I loved that Riley didn’t see the need to use text as an essential addition to his work. Which brings me to the criticisms I have of this Hot to Trot program, and other such programs at QL2. I really wish that there could be a stronger realisation by these young choreographers that dance has the capacity to engage and comment within itself. It doesn’t need to have a text to which dancers react and which is meant (I think) to help the audience understand what is going on in the work. Speaking onstage during a performance is a particular skill and requires training. So often with QL2 productions, in which the spoken word is used, it is not easy to hear or understand what is being said. Not only does this reflect a lack of voice training, but also that the spoken text is often not well integrated with the score, which means that the words are drowned out by the score. And pretty much always, in my opinion, the spoken text seriously detracts from the dance aspects of the work.

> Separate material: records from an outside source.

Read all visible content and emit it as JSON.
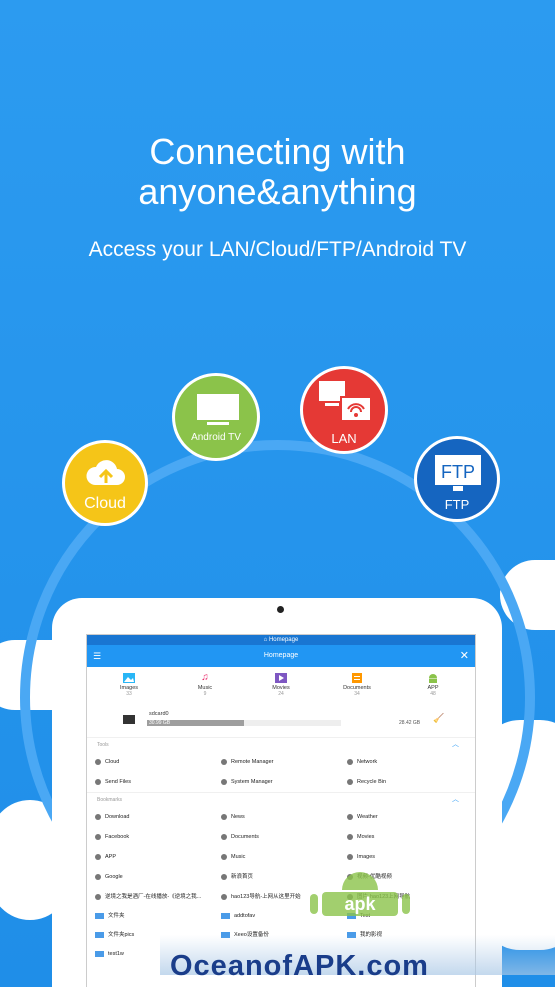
{
  "headline": {
    "line1": "Connecting with",
    "line2": "anyone&anything"
  },
  "subheadline": "Access your LAN/Cloud/FTP/Android TV",
  "bubbles": [
    {
      "label": "Cloud",
      "color": "#f5c518",
      "icon": "cloud-upload-icon"
    },
    {
      "label": "Android TV",
      "color": "#8bc34a",
      "icon": "tv-icon"
    },
    {
      "label": "LAN",
      "color": "#e53935",
      "icon": "lan-icon"
    },
    {
      "label": "FTP",
      "color": "#1565c0",
      "icon": "ftp-monitor-icon"
    }
  ],
  "app": {
    "status_title": "Homepage",
    "appbar_title": "Homepage",
    "categories": [
      {
        "label": "Images",
        "count": "33",
        "icon": "image-icon",
        "color": "#29b6f6"
      },
      {
        "label": "Music",
        "count": "9",
        "icon": "music-icon",
        "color": "#e91e63"
      },
      {
        "label": "Movies",
        "count": "24",
        "icon": "movie-icon",
        "color": "#7e57c2"
      },
      {
        "label": "Documents",
        "count": "34",
        "icon": "document-icon",
        "color": "#ff9800"
      },
      {
        "label": "APP",
        "count": "48",
        "icon": "android-icon",
        "color": "#8bc34a"
      }
    ],
    "storage": {
      "name": "sdcard0",
      "used_label": "30.99 GB",
      "total_label": "28.42 GB",
      "used_fraction": 0.5
    },
    "tools_header": "Tools",
    "tools": [
      "Cloud",
      "Remote Manager",
      "Network",
      "Send Files",
      "System Manager",
      "Recycle Bin"
    ],
    "bookmarks_header": "Bookmarks",
    "bookmarks": [
      "Download",
      "News",
      "Weather",
      "Facebook",
      "Documents",
      "Movies",
      "APP",
      "Music",
      "Images",
      "Google",
      "新浪首页",
      "视频-优酷视频",
      "逆境之我是酒厂-在线播放-《逆境之我...",
      "hao123导航-上网从这里开始",
      "图片-hao123上网导航"
    ],
    "folders": [
      "文件夹",
      "addtofav",
      "Test",
      "文件夹pics",
      "Xeeo设置备份",
      "我的影视",
      "test1w"
    ]
  },
  "watermark": "OceanofAPK.com",
  "apk_badge": "apk"
}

The other issue that bothers me concerns the subjects young choreographers often choose as inspiration—subject matter that is quite abstract, or philosophical. Wayne McGregor or William Forsythe might be (and are) good at using conceptual issues as the basis for a dance work, and Tim Harbour at the Australian Ballet is also moving in this direction with particular skill, but they are experienced, professional artists who understand what dance can do best. It communicates through movement.

But to return to the Hot to Trot program itself, the other work I especially enjoyed was the short film by Natsuko Yonezawa, which opened the program. Called Flowering, it was filmed during rehearsals for the recent Leap into Chaos project by QL2 and focused on group movement. The raw footage was assembled and edited so we saw a kaleidoscope of images that recalled flowers growing in ever-changing, ever-expanding patterns. To me the film often looked like origami, being made or being made to move. It was quite beautiful and a great introduction to the program.

Screenshot from Natsuko Yonezawa’s Flowering. Hot to Trot, 2020

Other works on the program were created by Magnus Meagher, Alyse and Mia Canton, Courtney Tha, Lillian Cook, Pippi Keogh, Hollie Knowles, Rory Warne, and Sarah Long.

Michelle Potter, 25 November 2020

Featured image: Danny Riley in Similar, Same but Different. Hot to Trot, 2020. Photo: © Lorna Sim